A High Court judge heard that a young teenage girl in secure care wished to return home to her foster family with whom she had lived with since she was placed in their care at five weeks’ old.
The placement had dramatically broken down when she had made an allegation against the foster parents. Four subsequent foster placements had broken down, said counsel for the CFA, and the girl was deemed so disturbed that she went into secure care. This was quite a significant step for such a young child, he said. In the meantime the allegation had been investigated and was found to be unfounded. However, the CFA had residual concerns about aspects of the foster family’s care.
Counsel for the CFA told the court that the teenager’s rate of progress in secure care was not optimal. While it was thought this was maybe due to stress or a level of maturity, “it [secure care] didn’t take as well as expected.” This brought up the question of a forward plan.
When the decision had been made to discharge her back into the care of her foster family “she embraced it like nothing else,” said counsel for the CFA, and improved dramatically. While her foster parents were happy to have her back, the unresolved question remained regarding the capacity of the family to deal with the child.
“A capacity assessment must be carried out,” he said. “However that needed to be balanced with [a young teenager] who has had a bad time, who did not progress in secure care, but was now on the road back to the foster parents whom she loved.” The GAL had expressed concerns about the slowing down of the transition. The child wanted to know when she was finishing up with secure care and High Court proceedings. “The GAL is right, we need to get on with this,” said CFA counsel.
The barrister for the GAL told the court: “We now need to know when a full paediatric assessment and neuro-assessment will take place, as well as a cognitive assessment, and parental capacity assessment of the foster parents. This needs to be accelerated, this is an extraordinary case, she is their child; they are her parents in the real world.

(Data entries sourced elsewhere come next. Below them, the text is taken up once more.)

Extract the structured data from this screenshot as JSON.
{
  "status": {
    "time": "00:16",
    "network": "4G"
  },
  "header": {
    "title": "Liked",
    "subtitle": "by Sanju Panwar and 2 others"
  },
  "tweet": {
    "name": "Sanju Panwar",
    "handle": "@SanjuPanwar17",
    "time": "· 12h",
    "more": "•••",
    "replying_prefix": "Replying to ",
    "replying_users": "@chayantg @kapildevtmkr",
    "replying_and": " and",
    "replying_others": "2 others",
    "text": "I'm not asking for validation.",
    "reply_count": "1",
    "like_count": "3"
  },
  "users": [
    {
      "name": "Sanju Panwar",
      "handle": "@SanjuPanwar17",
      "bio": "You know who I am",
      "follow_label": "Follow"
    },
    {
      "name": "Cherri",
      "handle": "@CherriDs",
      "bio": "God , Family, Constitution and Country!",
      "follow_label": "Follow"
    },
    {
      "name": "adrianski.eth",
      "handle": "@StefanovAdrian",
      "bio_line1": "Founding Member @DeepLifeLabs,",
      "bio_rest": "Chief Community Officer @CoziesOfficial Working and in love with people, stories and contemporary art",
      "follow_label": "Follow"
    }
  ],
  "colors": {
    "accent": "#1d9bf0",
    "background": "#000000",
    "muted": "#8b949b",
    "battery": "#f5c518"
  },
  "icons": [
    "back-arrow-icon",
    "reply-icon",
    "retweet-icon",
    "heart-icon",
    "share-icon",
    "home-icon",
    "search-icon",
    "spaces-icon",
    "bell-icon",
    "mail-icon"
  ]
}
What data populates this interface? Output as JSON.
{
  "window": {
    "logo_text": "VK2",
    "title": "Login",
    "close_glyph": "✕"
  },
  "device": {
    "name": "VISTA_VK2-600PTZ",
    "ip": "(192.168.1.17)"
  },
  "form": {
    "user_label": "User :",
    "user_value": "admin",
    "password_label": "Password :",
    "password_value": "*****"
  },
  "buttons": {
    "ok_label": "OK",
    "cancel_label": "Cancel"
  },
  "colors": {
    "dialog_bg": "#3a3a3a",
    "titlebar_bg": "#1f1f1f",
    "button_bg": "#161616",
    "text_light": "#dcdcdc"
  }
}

If we can have some feedback within a week; as to when the matters are going to go ahead, and if not, what the difficulties are.”
The judge put the matter back for two weeks. In the meantime, all parties needed to have some discussion with the foster parents and the child, said the judge.
“There needs to be a plan, while she really wants to go back, there is a flavour about the sort of complaint she was making, I know you say it was unfounded, she alleges they spoke roughly to her at a minimum. It seems to me that there seems to be some work done if she does go back, that she is spoken to with respect and she needs to reciprocate that, that it is done in a sensitive way,” said the judge.
The judge felt that perhaps the child resented being in care and that her trust needed to be built up. She suggested bringing her to court to explain things to her in front of her foster parents: “So she knows she is very important and we will facilitate her, after the assessments.”
In the meantime the child would have overnights with her foster family at the weekends.
The judge noted the social work report had stated that if it did not work out with the foster family, the child would have to be placed out of the state. “That seems to me to be colossal money and not a great approach. If the [foster family] aren’t deemed to be appropriate and suitable would there be another family capable of taking on a challenge?” she wondered.
The judge set the date for the parties to come with the foster parents and child for a discussion. “It might short circuit a lot,” said the judge.
The judge met with the teenager and her foster parents the following week, prior to her return home. When the case returned to the list a few weeks later again, the minor had transitioned home but the CFA sought to extend the order for secure care for one week in case the bed was needed. Senior counsel for the CFA told the court that there were Facebook issues now, that she was a strongly willed teenager whose mood could escalate very dramatically and very quickly. The guardian ad litem also agreed that the orders should be extended.
The barrister for the guardian told the court that the teenager’s school attendance was not good. Furthermore she was contacting her biological family and there were issues of violence and aggression. The judge extended the secure care orders for the period of one week.
The following week in court the CFA applied to discharge the secure care order, a suite of supports had been made available to the teenager and the bed was needed for someone else on the list, it could not be held any longer, said the CFA senior counsel. Barnardos were providing a parenting programme to the foster parents and a consultant clinical psychologist was meeting with the minor, who had worked with her in the special care unit. She had anxiety in relation to going to school. While it was a serious enough case, it did not warrant being re-detained and the best way to manage the case was to keep it under review.
The barrister for the guardian told the court that this young teenager had been a very troubled child, in severe risk prior to secure care. She now had contact with her biological family and this was becoming an obsession. She was now back three weeks with her foster parents and did not go to school on her own. She had access to mobile phones and social media and there was a concern about who she was meeting online. There were serious potential risks in relation to this because she looked much older than her age.
Wi-fi had been shut down in the home, said the CFA senior counsel, so she could not go online. It was unfair to keep a resource [the secure care place] that was urgently needed in abeyance and the secure care order should be discharged.
“Once she loses that bed, that bed is gone,” said the GAL barrister. The GAL felt that she would very likely need to avail of it again.
The judge discharged the secure care order with liberty to apply. He said he could not accede to the application to extend the secure care order.